When you’re ready, lift yourself up from the squat position (using your legs to push you up, not your back). You should lift the paddle at the same time. Once you are standing up right, insert the paddle in to the water for extra balance.

How To Stay On The Board

Your posture will determine how stable you are on the board. You should stand with your feet shoulder-width apart and your knees slightly bent. This will make it easier for you to absorb any shock or movement from the water and stop you from toppling over. Keep your body and eyes looking forward and use the paddle for balance.

How To Hold Your Paddle And Stroke

Prone paddling

This is done by lying on your stomach on the board and using your arms to paddle forward (like a surfer). It can be used to move quickly and efficiently in to an ideal place for paddling. So as a beginner if you need to avoid some other paddlers, find a quiet spot before attempting to stand or need to retrieve your paddle after falling off, you can use the prone position to do just that.

Knee paddling

Once again, as a beginner if you are nervous to stand or find yourself in choppy waters, you can move by paddling from a kneeling position until you are confident enough to stand.

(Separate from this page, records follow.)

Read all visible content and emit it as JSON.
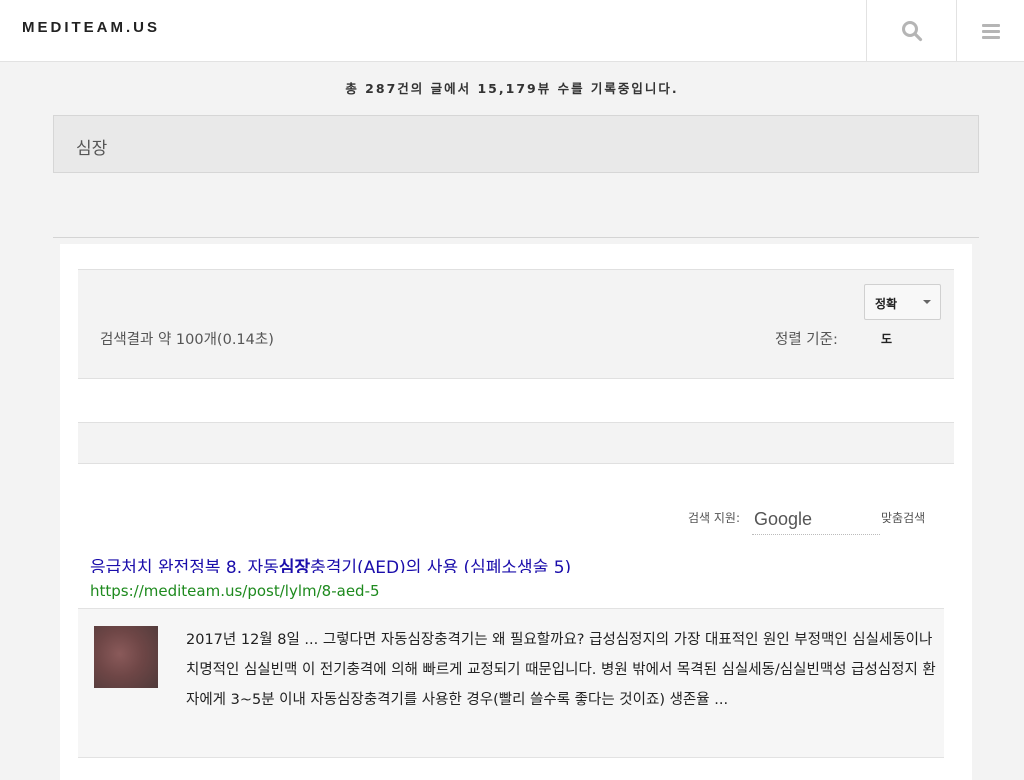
{
  "header": {
    "logo": "MEDITEAM.US",
    "search_icon": "search-icon",
    "menu_icon": "hamburger-menu-icon"
  },
  "stats_text": "총 287건의 글에서 15,179뷰 수를 기록중입니다.",
  "category": "심장",
  "search_results": {
    "count_text": "검색결과 약 100개(0.14초)",
    "sort_label": "정렬 기준:",
    "sort_selected": "정확",
    "sort_overflow": "도",
    "powered_by": "검색 지원:",
    "google_text": "Google",
    "custom_search": "맞춤검색",
    "items": [
      {
        "title_prefix": "응급처치 완전정복 8. 자동",
        "title_highlight": "심장",
        "title_suffix": "충격기(AED)의 사용 (심폐소생술 5)",
        "url": "https://mediteam.us/post/lylm/8-aed-5",
        "snippet": "2017년 12월 8일 ... 그렇다면 자동심장충격기는 왜 필요할까요? 급성심정지의 가장 대표적인 원인 부정맥인 심실세동이나 치명적인 심실빈맥 이 전기충격에 의해 빠르게 교정되기 때문입니다. 병원 밖에서 목격된 심실세동/심실빈맥성 급성심정지 환자에게 3~5분 이내 자동심장충격기를 사용한 경우(빨리 쓸수록 좋다는 것이죠) 생존율 ..."
      }
    ]
  },
  "colors": {
    "link": "#1a0dab",
    "url": "#1e8a1e",
    "background": "#f3f3f3"
  }
}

Forward Paddle

The main thing to remember when paddling is that the majority of the work will come from your core (with a little help from your arms). Hold the top end of the paddle in one hand and use the other hand to hold further down the paddle. Remember to keep your arms strong and straight. Place the paddle in the water, push down slightly and then back through the water.

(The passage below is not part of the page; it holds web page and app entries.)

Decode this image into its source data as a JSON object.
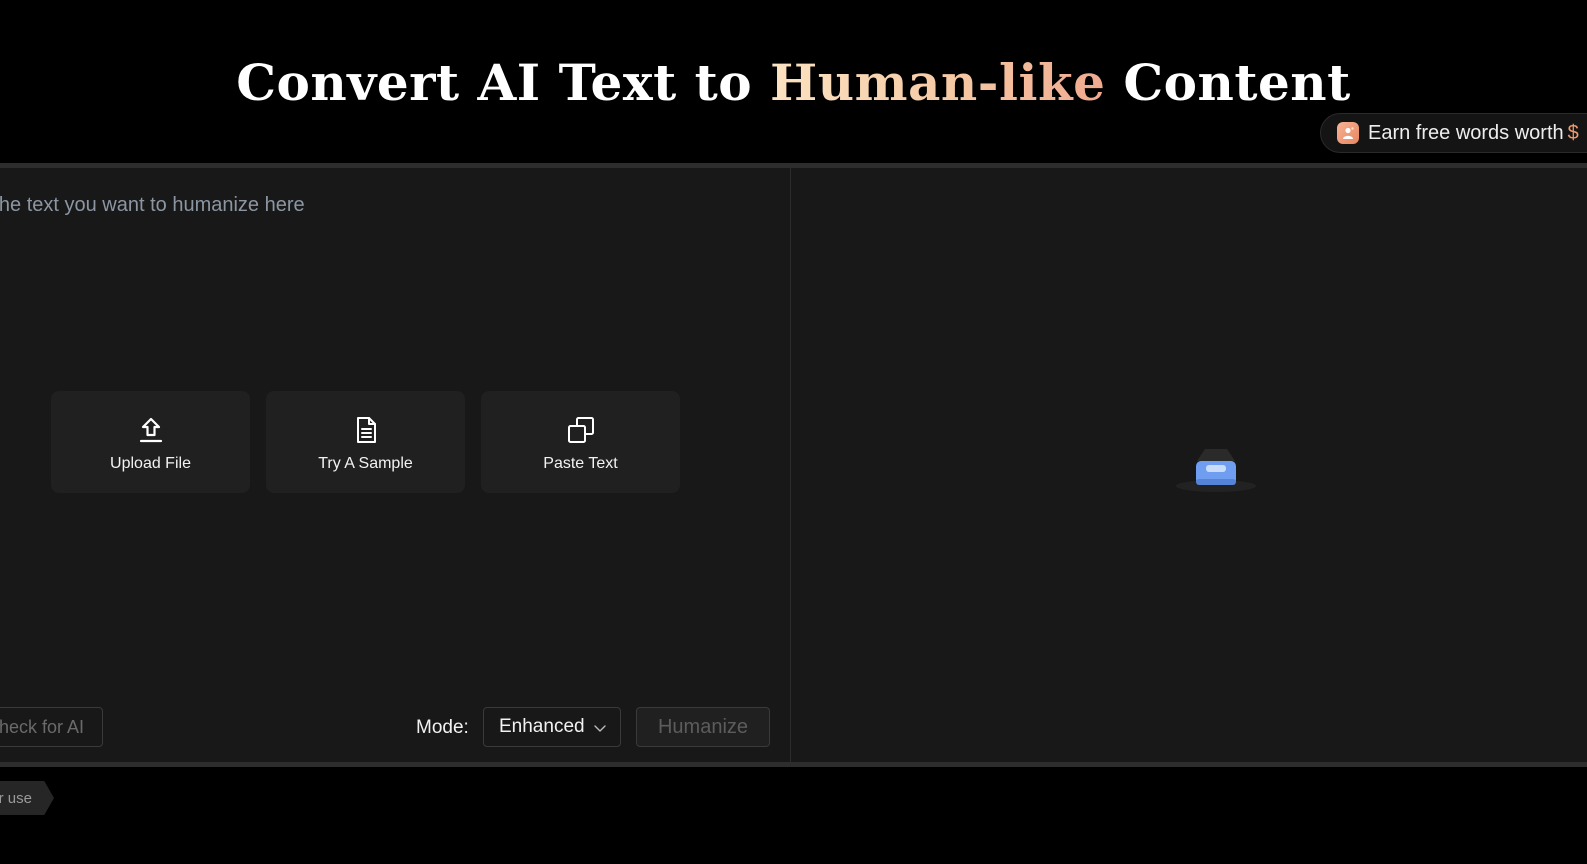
{
  "hero": {
    "title_prefix": "Convert AI Text to ",
    "title_highlight": "Human-like",
    "title_suffix": " Content"
  },
  "earn_banner": {
    "text": "Earn free words worth",
    "amount_fragment": "$",
    "icon": "gift-icon"
  },
  "editor": {
    "placeholder": "er the text you want to humanize here",
    "actions": [
      {
        "label": "Upload File",
        "icon": "upload-icon"
      },
      {
        "label": "Try A Sample",
        "icon": "document-icon"
      },
      {
        "label": "Paste Text",
        "icon": "copy-icon"
      }
    ],
    "check_ai_label": "heck for AI",
    "mode_label": "Mode:",
    "mode_value": "Enhanced",
    "humanize_label": "Humanize",
    "output_placeholder_icon": "empty-inbox-icon"
  },
  "footer": {
    "fair_use_label": "r use"
  },
  "colors": {
    "background": "#000000",
    "panel": "#181818",
    "card": "#202020",
    "highlight_gradient_start": "#fbe3c2",
    "highlight_gradient_end": "#f0a98f",
    "accent_orange": "#f29a6b",
    "illustration_blue": "#6f9df0"
  }
}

Naturally, the boat will turn slightly depending on which side you’re paddling from so remember to alternate sides regularly to move forward in a relatively straight line.

Top tip: Make sure that the entire blade goes in the water. Many people only put half or two-thirds of the blade in which means they are putting in the same effort but getting less value out of their stroke. The paddle is designed to be fully immersed in the water.

Top tip: Make sure that the entire blade goes in the water. Many people only put half or two-thirds of the blade in which means they are putting in the same effort but getting less value out of their stroke. The paddle is designed to be fully immersed in the water.

Sweep Strokes

This stroke is used to turn the board around. Hold the top of the handle with one hand like normal then place your second hand a little higher than you would for a forward paddle. Place the blade in the water and then sweep in the form of a wide semi-circle from front to back.

A Reverse Sweep Stroke can also be used to turn the board around. Apply the same movement as you would a forward sweep stroke but starting from the back and moving forward.

Oh, And You're Going To Fall In The Drink! (but don't worry)

Falling off your board is an inevitable part of paddle boarding. It can even be half the fun! You shouldn’t fall in too often, but if and when you do, don’t panic… it happens to even the best paddlers.

Stay calm, retrieve your board, and perform the prone paddle technique until you have retrieved your paddle. Then, you can repeat the process of standing up again, or keep prone or knee paddling until you are comfortable.

Falling Off Paddle Board - And Getting Back On
Wrapping Up

Paddle-boarding is a fun activity for all ages and ability levels. It’s fairly easy to grasp the basics and provides a full body workout. It’s also great for stress relief and relaxation. It can be done as a calming solo exercise or for a great day out with friends and family.

In summer, all you need is a board, paddle, PFD and some sun cream and you are good to go! In colder waters, make sure you are prepared with the correct clothing to avoid cold shock or hypothermia.

Don’t be afraid to fall off your board, it happens to experienced and pro paddlers too. Just embrace the fun of learning, relax and enjoy the view.

Ultimate Guide To Stand Up Paddle Boarding